- Exercising their rights under the Act or the applicable prevention plan;
- Reporting violations of the Act or their employer’s prevention plan to any state local, or federal government entity, public officer, or elected official;
- Reporting concerns over potential airborne infectious disease exposure or seeking assistance or intervention with respect to concerns, to their employer or government entity, public officer, or elected official, or
- Refusing to work based on a reasonable good-faith belief that such work poses an unreasonable risk of exposure to an airborne infection disease.
- Employees must provide their employer with 30 days’ notice and an opportunity to cure a violation before bringing suit, except where an employee alleges with particularity that the employer has demonstrated an unwillingness to cure a violation in bad faith.

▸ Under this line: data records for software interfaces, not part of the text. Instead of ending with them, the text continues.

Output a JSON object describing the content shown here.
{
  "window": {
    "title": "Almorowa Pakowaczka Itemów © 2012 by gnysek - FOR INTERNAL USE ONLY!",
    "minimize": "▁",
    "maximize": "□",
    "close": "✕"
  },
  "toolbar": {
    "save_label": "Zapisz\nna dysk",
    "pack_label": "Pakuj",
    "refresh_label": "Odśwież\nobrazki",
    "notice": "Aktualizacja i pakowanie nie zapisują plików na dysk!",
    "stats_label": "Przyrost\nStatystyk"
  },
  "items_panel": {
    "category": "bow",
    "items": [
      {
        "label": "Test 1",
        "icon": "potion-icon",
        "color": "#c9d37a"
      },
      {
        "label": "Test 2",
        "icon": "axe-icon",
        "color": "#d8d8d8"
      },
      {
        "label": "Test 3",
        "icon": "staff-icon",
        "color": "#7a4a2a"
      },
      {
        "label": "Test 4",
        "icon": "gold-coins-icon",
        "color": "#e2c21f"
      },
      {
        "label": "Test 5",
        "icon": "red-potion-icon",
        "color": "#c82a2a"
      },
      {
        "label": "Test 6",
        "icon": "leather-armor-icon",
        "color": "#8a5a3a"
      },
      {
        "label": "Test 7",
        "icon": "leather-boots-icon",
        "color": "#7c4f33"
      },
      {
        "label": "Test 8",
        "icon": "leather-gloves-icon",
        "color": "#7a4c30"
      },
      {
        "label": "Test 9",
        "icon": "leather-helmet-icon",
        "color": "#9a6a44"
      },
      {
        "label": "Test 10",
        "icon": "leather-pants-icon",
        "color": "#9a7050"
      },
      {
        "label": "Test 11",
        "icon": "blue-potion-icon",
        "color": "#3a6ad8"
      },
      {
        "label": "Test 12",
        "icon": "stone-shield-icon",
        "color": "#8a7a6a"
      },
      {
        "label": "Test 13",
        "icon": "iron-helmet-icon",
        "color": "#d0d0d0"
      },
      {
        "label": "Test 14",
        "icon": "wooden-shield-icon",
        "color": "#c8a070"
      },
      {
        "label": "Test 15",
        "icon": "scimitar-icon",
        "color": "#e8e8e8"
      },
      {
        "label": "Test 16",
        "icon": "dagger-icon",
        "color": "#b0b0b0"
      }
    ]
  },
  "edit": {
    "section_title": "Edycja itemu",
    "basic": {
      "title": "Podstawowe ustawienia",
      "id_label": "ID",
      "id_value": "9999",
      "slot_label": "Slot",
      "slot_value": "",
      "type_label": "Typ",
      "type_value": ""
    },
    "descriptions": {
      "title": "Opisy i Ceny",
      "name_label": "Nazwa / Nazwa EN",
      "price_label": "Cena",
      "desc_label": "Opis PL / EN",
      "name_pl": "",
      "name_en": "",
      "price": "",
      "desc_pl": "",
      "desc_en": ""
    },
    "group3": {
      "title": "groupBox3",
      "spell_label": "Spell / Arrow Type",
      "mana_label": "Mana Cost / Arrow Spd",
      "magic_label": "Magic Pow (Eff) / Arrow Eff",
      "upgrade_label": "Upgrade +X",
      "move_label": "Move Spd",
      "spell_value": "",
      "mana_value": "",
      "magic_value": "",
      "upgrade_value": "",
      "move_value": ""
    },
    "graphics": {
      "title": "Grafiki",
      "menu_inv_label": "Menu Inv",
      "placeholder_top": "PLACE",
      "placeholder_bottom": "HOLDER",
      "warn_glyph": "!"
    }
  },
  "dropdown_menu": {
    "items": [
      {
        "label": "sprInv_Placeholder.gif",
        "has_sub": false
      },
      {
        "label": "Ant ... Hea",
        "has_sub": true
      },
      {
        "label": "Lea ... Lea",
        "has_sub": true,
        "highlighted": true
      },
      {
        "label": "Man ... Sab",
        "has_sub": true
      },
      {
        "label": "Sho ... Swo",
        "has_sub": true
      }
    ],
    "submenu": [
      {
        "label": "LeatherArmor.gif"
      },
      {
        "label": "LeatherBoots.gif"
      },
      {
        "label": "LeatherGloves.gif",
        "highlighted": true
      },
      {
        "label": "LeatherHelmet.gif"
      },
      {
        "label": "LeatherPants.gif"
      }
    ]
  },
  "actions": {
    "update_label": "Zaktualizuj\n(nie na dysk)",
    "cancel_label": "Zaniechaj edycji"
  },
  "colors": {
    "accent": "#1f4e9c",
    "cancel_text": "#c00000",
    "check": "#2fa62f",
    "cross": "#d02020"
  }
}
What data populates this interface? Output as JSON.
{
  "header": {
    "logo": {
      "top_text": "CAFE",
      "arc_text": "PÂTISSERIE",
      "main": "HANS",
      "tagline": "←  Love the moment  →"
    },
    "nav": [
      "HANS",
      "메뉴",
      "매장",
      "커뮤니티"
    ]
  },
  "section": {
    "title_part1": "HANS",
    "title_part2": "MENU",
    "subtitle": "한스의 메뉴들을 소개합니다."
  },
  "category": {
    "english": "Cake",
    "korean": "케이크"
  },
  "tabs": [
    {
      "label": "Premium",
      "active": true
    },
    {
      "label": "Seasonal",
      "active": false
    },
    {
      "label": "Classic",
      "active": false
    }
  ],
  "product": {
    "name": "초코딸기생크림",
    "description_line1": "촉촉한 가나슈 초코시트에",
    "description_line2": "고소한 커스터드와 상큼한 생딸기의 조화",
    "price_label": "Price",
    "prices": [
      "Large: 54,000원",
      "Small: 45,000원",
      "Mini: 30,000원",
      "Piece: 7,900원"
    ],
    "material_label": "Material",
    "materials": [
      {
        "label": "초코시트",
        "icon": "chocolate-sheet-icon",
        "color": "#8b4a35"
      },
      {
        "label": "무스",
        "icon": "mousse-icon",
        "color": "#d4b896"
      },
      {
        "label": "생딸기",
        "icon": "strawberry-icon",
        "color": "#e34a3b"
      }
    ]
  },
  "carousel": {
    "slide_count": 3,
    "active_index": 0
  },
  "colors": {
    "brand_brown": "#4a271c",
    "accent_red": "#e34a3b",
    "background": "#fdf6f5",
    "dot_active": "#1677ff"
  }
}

- An employee is precluded from bringing suit if the employer corrects the alleged violation, or more than 6 months have passed from the date that the employee had knowledge of the alleged violation.
- Employees may no longer be awarded liquidated damages.
- A court may award costs and attorneys’ fees to the employer, if the court finds that an employee’s claim is frivolous.
The second part of the Act requires private employers to permit employees to establish joint employer-employee workplace safety committees, beginning on November 1, 2021. Each workplace safety committee shall be composed of employee and employer designees, provided at least two-thirds are non-supervisory employees. Workplace safety committees shall be authorized to, among other things, regularly schedule meetings during work hours at least once a quarter that shall last no longer than 2 hours. Employers must also allow employees to attend a training (limited to no more than 4 hours)—without suffering a loss of pay—on the function of worker safety committees, rights established under this section, and an introduction to occupational safety and health. Similarly to the safety standards, an employer cannot retaliate against an employee who participates in a safety committee.
The amendments also specify that employers are only required to permit one safety committee per worksite, and the amendments limit the purview of the workplace safety committees to issues of occupational health and safety.
Accordingly, with these new timeframes in mind, and an employer’s clarified obligations, New York employers should review their existing safety and return-to-work plans, keep an eye out for regulations from the NYSDOL, and consult with legal counsel to ensure compliance with the HERO Act’s new safety requirements, as amended.